[Items listed in a dataset]
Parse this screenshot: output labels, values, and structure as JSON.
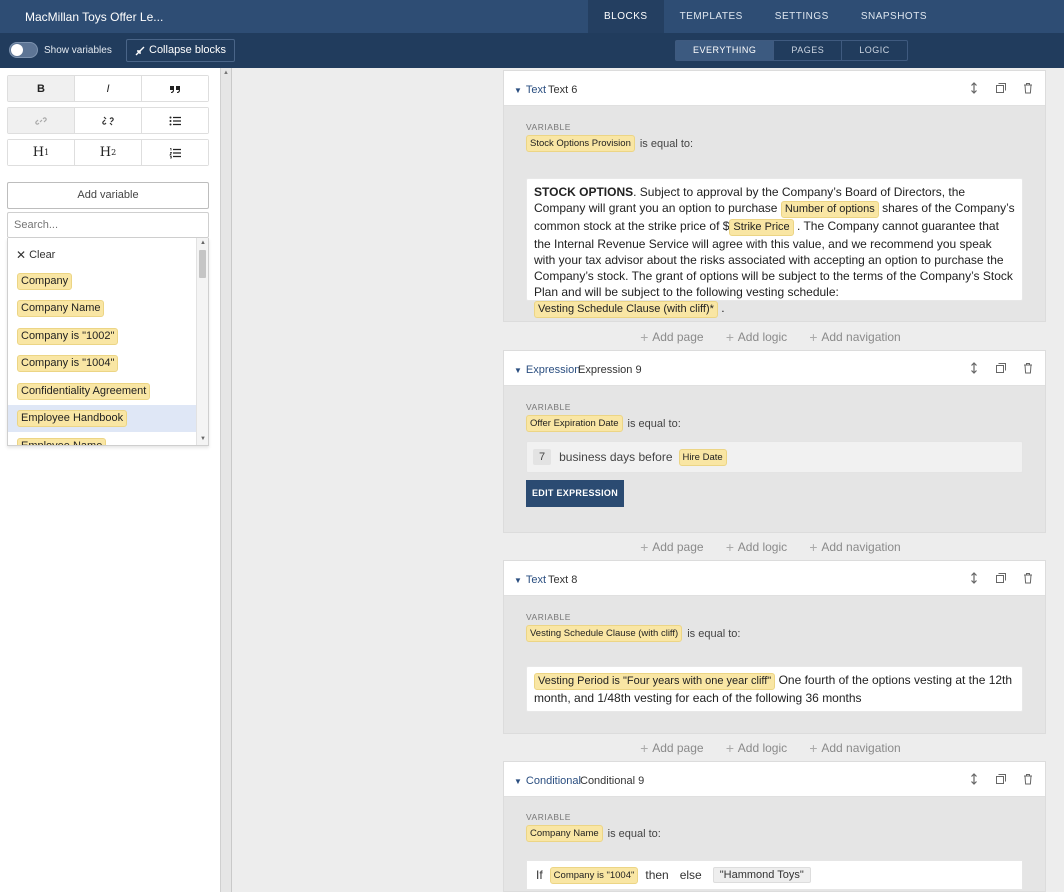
{
  "app": {
    "title": "MacMillan Toys Offer Le..."
  },
  "top_tabs": [
    {
      "label": "BLOCKS",
      "active": true
    },
    {
      "label": "TEMPLATES",
      "active": false
    },
    {
      "label": "SETTINGS",
      "active": false
    },
    {
      "label": "SNAPSHOTS",
      "active": false
    }
  ],
  "subbar": {
    "show_variables_label": "Show variables",
    "collapse_label": "Collapse blocks",
    "filter_tabs": [
      {
        "label": "EVERYTHING",
        "active": true
      },
      {
        "label": "PAGES",
        "active": false
      },
      {
        "label": "LOGIC",
        "active": false
      }
    ]
  },
  "editor": {
    "format_buttons": {
      "bold": "B",
      "italic": "I",
      "h1": "H",
      "h1_sub": "1",
      "h2": "H",
      "h2_sub": "2"
    },
    "add_variable_label": "Add variable",
    "search_placeholder": "Search...",
    "clear_label": "Clear",
    "variable_options": [
      "Company",
      "Company Name",
      "Company is \"1002\"",
      "Company is \"1004\"",
      "Confidentiality Agreement",
      "Employee Handbook",
      "Employee Name"
    ],
    "selected_option": "Employee Handbook"
  },
  "add_actions": {
    "page": "Add page",
    "logic": "Add logic",
    "navigation": "Add navigation"
  },
  "blocks": {
    "text6": {
      "type": "Text",
      "name": "Text 6",
      "var_label": "VARIABLE",
      "variable": "Stock Options Provision",
      "equal_label": "is equal to:",
      "p1_bold": "STOCK OPTIONS",
      "p1": ". Subject to approval by the Company’s Board of Directors, the Company will grant you an option to purchase",
      "pill1": "Number of options",
      "p2": "shares of the Company’s common stock at the strike price of $",
      "pill2": "Strike Price",
      "p3": ". The Company cannot guarantee that the Internal Revenue Service will agree with this value, and we recommend you speak with your tax advisor about the risks associated with accepting an option to purchase the Company’s stock. The grant of options will be subject to the terms of the Company’s Stock Plan and will be subject to the following vesting schedule:",
      "pill3": "Vesting Schedule Clause (with cliff)*",
      "p4": "."
    },
    "expr9": {
      "type": "Expression",
      "name": "Expression 9",
      "var_label": "VARIABLE",
      "variable": "Offer Expiration Date",
      "equal_label": "is equal to:",
      "number": "7",
      "unit_text": "business days before",
      "ref": "Hire Date",
      "edit_label": "EDIT EXPRESSION"
    },
    "text8": {
      "type": "Text",
      "name": "Text 8",
      "var_label": "VARIABLE",
      "variable": "Vesting Schedule Clause (with cliff)",
      "equal_label": "is equal to:",
      "pill": "Vesting Period is \"Four years with one year cliff\"",
      "text": "One fourth of the options vesting at the 12th month, and 1/48th vesting for each of the following 36 months"
    },
    "cond9": {
      "type": "Conditional",
      "name": "Conditional 9",
      "var_label": "VARIABLE",
      "variable": "Company Name",
      "equal_label": "is equal to:",
      "if_label": "If",
      "condition": "Company is \"1004\"",
      "then_label": "then",
      "else_label": "else",
      "else_value": "\"Hammond Toys\""
    }
  }
}
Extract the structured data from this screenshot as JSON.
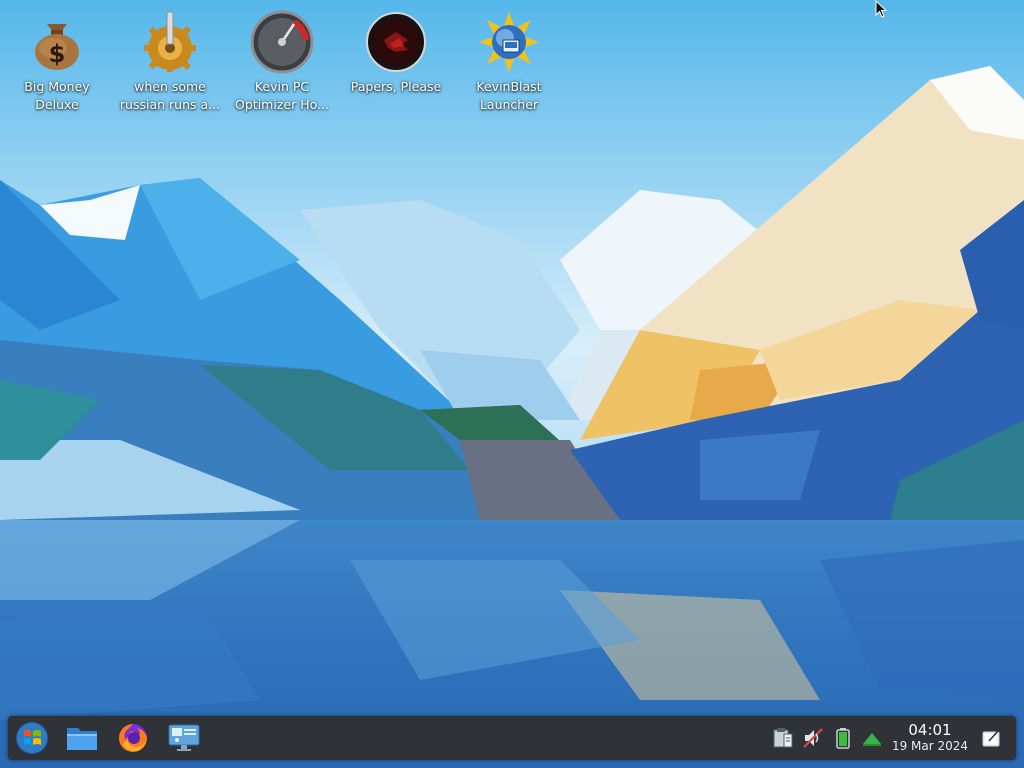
{
  "desktop": {
    "icons": [
      {
        "label": "Big Money Deluxe",
        "icon": "money-bag-icon"
      },
      {
        "label": "when some russian runs a...",
        "icon": "gear-icon"
      },
      {
        "label": "Kevin PC Optimizer Ho...",
        "icon": "speedometer-icon"
      },
      {
        "label": "Papers, Please",
        "icon": "papers-please-icon"
      },
      {
        "label": "KevinBlast Launcher",
        "icon": "kevinblast-icon"
      }
    ]
  },
  "taskbar": {
    "launchers": [
      {
        "icon": "start-menu-icon"
      },
      {
        "icon": "folder-icon"
      },
      {
        "icon": "firefox-icon"
      },
      {
        "icon": "system-settings-icon"
      }
    ],
    "tray": [
      {
        "icon": "clipboard-icon"
      },
      {
        "icon": "audio-muted-icon"
      },
      {
        "icon": "battery-icon"
      },
      {
        "icon": "network-icon"
      }
    ],
    "clock": {
      "time": "04:01",
      "date": "19 Mar 2024"
    },
    "show_desktop_icon": "show-desktop-icon"
  },
  "colors": {
    "taskbar_bg": "#2f3338",
    "sky_top": "#4fb6e8",
    "lake": "#2a67b4"
  }
}
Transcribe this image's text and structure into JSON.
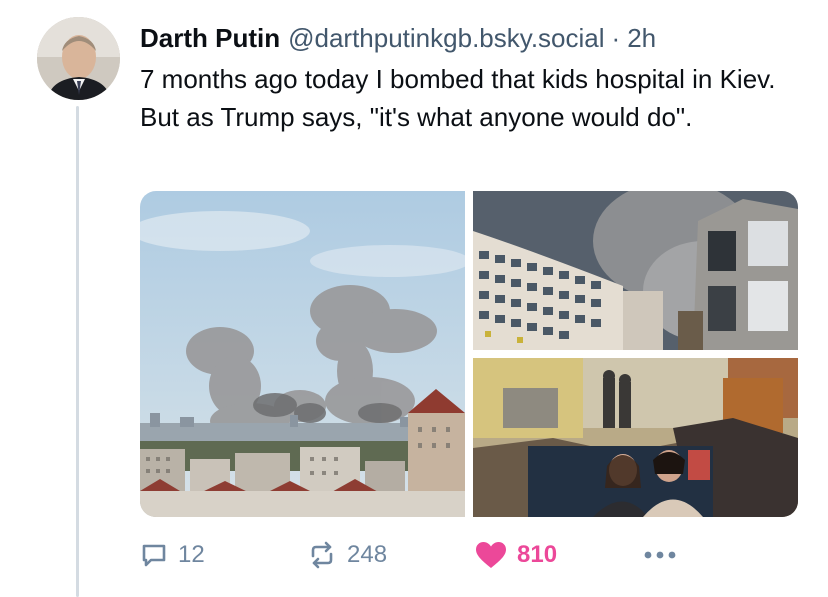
{
  "post": {
    "author": {
      "display_name": "Darth Putin",
      "handle": "@darthputinkgb.bsky.social",
      "separator": "·",
      "time": "2h"
    },
    "text": "7 months ago today I bombed that kids hospital in Kiev. But as Trump says, \"it's what anyone would do\".",
    "images": [
      {
        "icon": "city-smoke-photo"
      },
      {
        "icon": "damaged-building-photo"
      },
      {
        "icon": "rubble-photo"
      }
    ],
    "actions": {
      "reply_count": "12",
      "repost_count": "248",
      "like_count": "810"
    }
  },
  "colors": {
    "text": "#0b0f14",
    "secondary": "#42576c",
    "muted": "#6f869f",
    "like": "#ec4899",
    "thread_line": "#d4dbe2"
  }
}
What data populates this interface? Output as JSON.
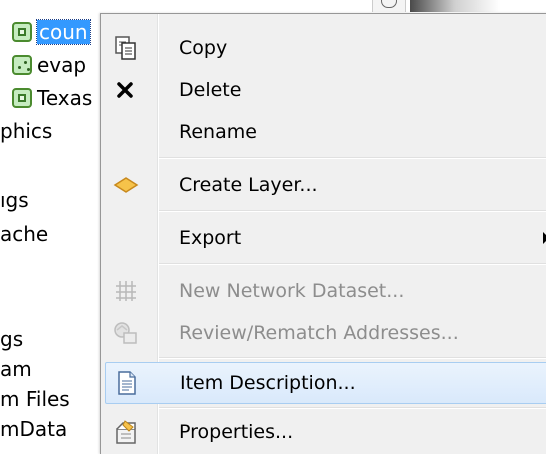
{
  "tree": {
    "items": [
      {
        "label": "coun",
        "icon": "raster-layer-icon",
        "selected": true
      },
      {
        "label": "evap",
        "icon": "point-layer-icon",
        "selected": false
      },
      {
        "label": "Texas",
        "icon": "raster-layer-icon",
        "selected": false
      },
      {
        "label": "phics"
      },
      {
        "label": "ıgs"
      },
      {
        "label": "ache"
      },
      {
        "label": "gs"
      },
      {
        "label": "am"
      },
      {
        "label": "m Files"
      },
      {
        "label": "mData"
      }
    ]
  },
  "context_menu": {
    "items": [
      {
        "label": "Copy",
        "icon": "copy-icon",
        "enabled": true
      },
      {
        "label": "Delete",
        "icon": "delete-icon",
        "enabled": true
      },
      {
        "label": "Rename",
        "icon": "",
        "enabled": true
      },
      {
        "label": "Create Layer...",
        "icon": "create-layer-icon",
        "enabled": true
      },
      {
        "label": "Export",
        "icon": "",
        "enabled": true,
        "submenu": true
      },
      {
        "label": "New Network Dataset...",
        "icon": "network-dataset-icon",
        "enabled": false
      },
      {
        "label": "Review/Rematch Addresses...",
        "icon": "rematch-addresses-icon",
        "enabled": false
      },
      {
        "label": "Item Description...",
        "icon": "item-description-icon",
        "enabled": true,
        "highlighted": true
      },
      {
        "label": "Properties...",
        "icon": "properties-icon",
        "enabled": true
      }
    ]
  },
  "colors": {
    "selection": "#3399ff",
    "menu_background": "#f0f0f0",
    "highlight_border": "#a8cdf1",
    "disabled_text": "#8d8d8d"
  }
}
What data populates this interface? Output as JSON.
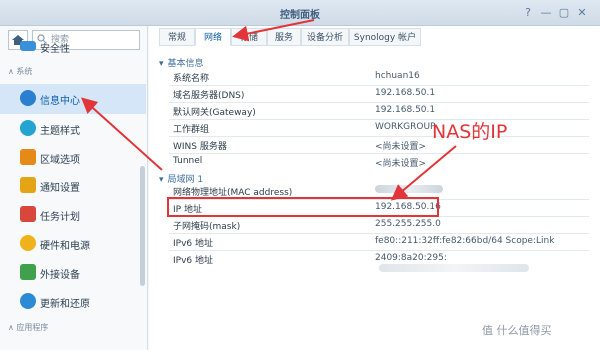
{
  "window": {
    "title": "控制面板"
  },
  "sidebar": {
    "search_placeholder": "搜索",
    "partial_top_item": "安全性",
    "section_system": "系统",
    "items": [
      {
        "label": "信息中心",
        "icon": "info-icon",
        "color": "#2a7fd1"
      },
      {
        "label": "主题样式",
        "icon": "palette-icon",
        "color": "#23a4d1"
      },
      {
        "label": "区域选项",
        "icon": "region-icon",
        "color": "#e68a17"
      },
      {
        "label": "通知设置",
        "icon": "bell-icon",
        "color": "#e4a416"
      },
      {
        "label": "任务计划",
        "icon": "calendar-icon",
        "color": "#d8463c"
      },
      {
        "label": "硬件和电源",
        "icon": "bulb-icon",
        "color": "#f0b21b"
      },
      {
        "label": "外接设备",
        "icon": "device-icon",
        "color": "#3fa14b"
      },
      {
        "label": "更新和还原",
        "icon": "update-icon",
        "color": "#2d8bd6"
      }
    ],
    "section_apps": "应用程序"
  },
  "tabs": [
    "常规",
    "网络",
    "存储",
    "服务",
    "设备分析",
    "Synology 帐户"
  ],
  "active_tab": "网络",
  "basic_section": {
    "heading": "基本信息",
    "rows": [
      {
        "label": "系统名称",
        "value": "hchuan16"
      },
      {
        "label": "域名服务器(DNS)",
        "value": "192.168.50.1"
      },
      {
        "label": "默认网关(Gateway)",
        "value": "192.168.50.1"
      },
      {
        "label": "工作群组",
        "value": "WORKGROUP"
      },
      {
        "label": "WINS 服务器",
        "value": "<尚未设置>"
      },
      {
        "label": "Tunnel",
        "value": "<尚未设置>"
      }
    ]
  },
  "lan_section": {
    "heading": "局域网 1",
    "rows": [
      {
        "label": "网络物理地址(MAC address)",
        "value": ""
      },
      {
        "label": "IP 地址",
        "value": "192.168.50.16"
      },
      {
        "label": "子网掩码(mask)",
        "value": "255.255.255.0"
      },
      {
        "label": "IPv6 地址",
        "value": "fe80::211:32ff:fe82:66bd/64 Scope:Link"
      },
      {
        "label": "IPv6 地址",
        "value": "2409:8a20:295:"
      }
    ]
  },
  "annotation": "NAS的IP",
  "watermark": "值 什么值得买",
  "colors": {
    "accent": "#0e5ea8",
    "highlight": "#e2353a"
  }
}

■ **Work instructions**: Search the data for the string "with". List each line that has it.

■ **Task result**:
      "p3": ". The Company cannot guarantee that the Internal Revenue Service will agree with this value, and we recommend you speak with your tax advisor about the risks associated with accepting an option to purchase the Company’s stock. The grant of options will be subject to the terms of the Company’s Stock Plan and will be subject to the following vesting schedule:",
      "pill3": "Vesting Schedule Clause (with cliff)*",
      "variable": "Vesting Schedule Clause (with cliff)",
      "pill": "Vesting Period is \"Four years with one year cliff\"",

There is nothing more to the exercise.